EXERCISE DIRECTIONS:
Would you copy all lines in the data that contain the word "label"?

Extracted records

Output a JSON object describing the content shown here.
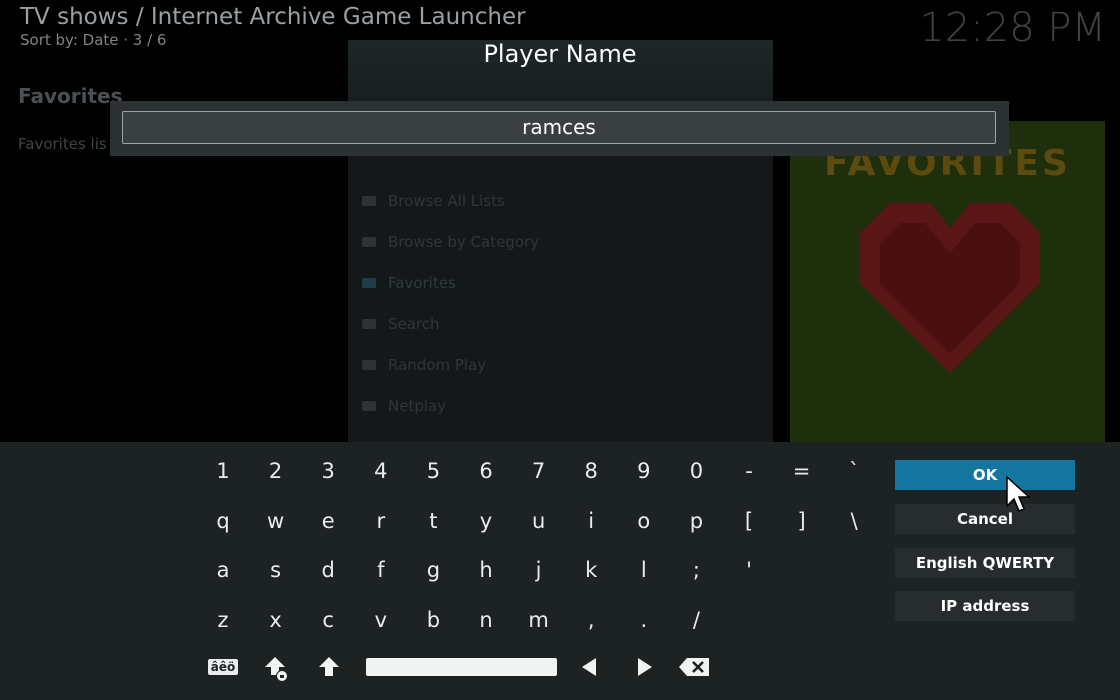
{
  "background": {
    "header_title": "TV shows / Internet Archive Game Launcher",
    "header_sort": "Sort by: Date  ·  3 / 6",
    "clock": "12:28 PM",
    "side_title": "Favorites",
    "side_text": "Favorites lis",
    "list_items": [
      {
        "label": "Browse All Lists",
        "active": false
      },
      {
        "label": "Browse by Category",
        "active": false
      },
      {
        "label": "Favorites",
        "active": true
      },
      {
        "label": "Search",
        "active": false
      },
      {
        "label": "Random Play",
        "active": false
      },
      {
        "label": "Netplay",
        "active": false
      }
    ],
    "poster_title": "FAVORITES"
  },
  "dialog": {
    "title": "Player Name",
    "input_value": "ramces"
  },
  "keyboard": {
    "rows": [
      [
        "1",
        "2",
        "3",
        "4",
        "5",
        "6",
        "7",
        "8",
        "9",
        "0",
        "-",
        "=",
        "`"
      ],
      [
        "q",
        "w",
        "e",
        "r",
        "t",
        "y",
        "u",
        "i",
        "o",
        "p",
        "[",
        "]",
        "\\"
      ],
      [
        "a",
        "s",
        "d",
        "f",
        "g",
        "h",
        "j",
        "k",
        "l",
        ";",
        "'"
      ],
      [
        "z",
        "x",
        "c",
        "v",
        "b",
        "n",
        "m",
        ",",
        ".",
        "/"
      ]
    ],
    "symbols_key": "âêö"
  },
  "buttons": {
    "ok": "OK",
    "cancel": "Cancel",
    "layout": "English QWERTY",
    "ip_address": "IP address"
  },
  "colors": {
    "accent": "#1576a0",
    "panel": "#1d2223"
  }
}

REPLY TO THE EXERCISE:
        "label": "Browse All Lists",
        "label": "Browse by Category",
        "label": "Favorites",
        "label": "Search",
        "label": "Random Play",
        "label": "Netplay",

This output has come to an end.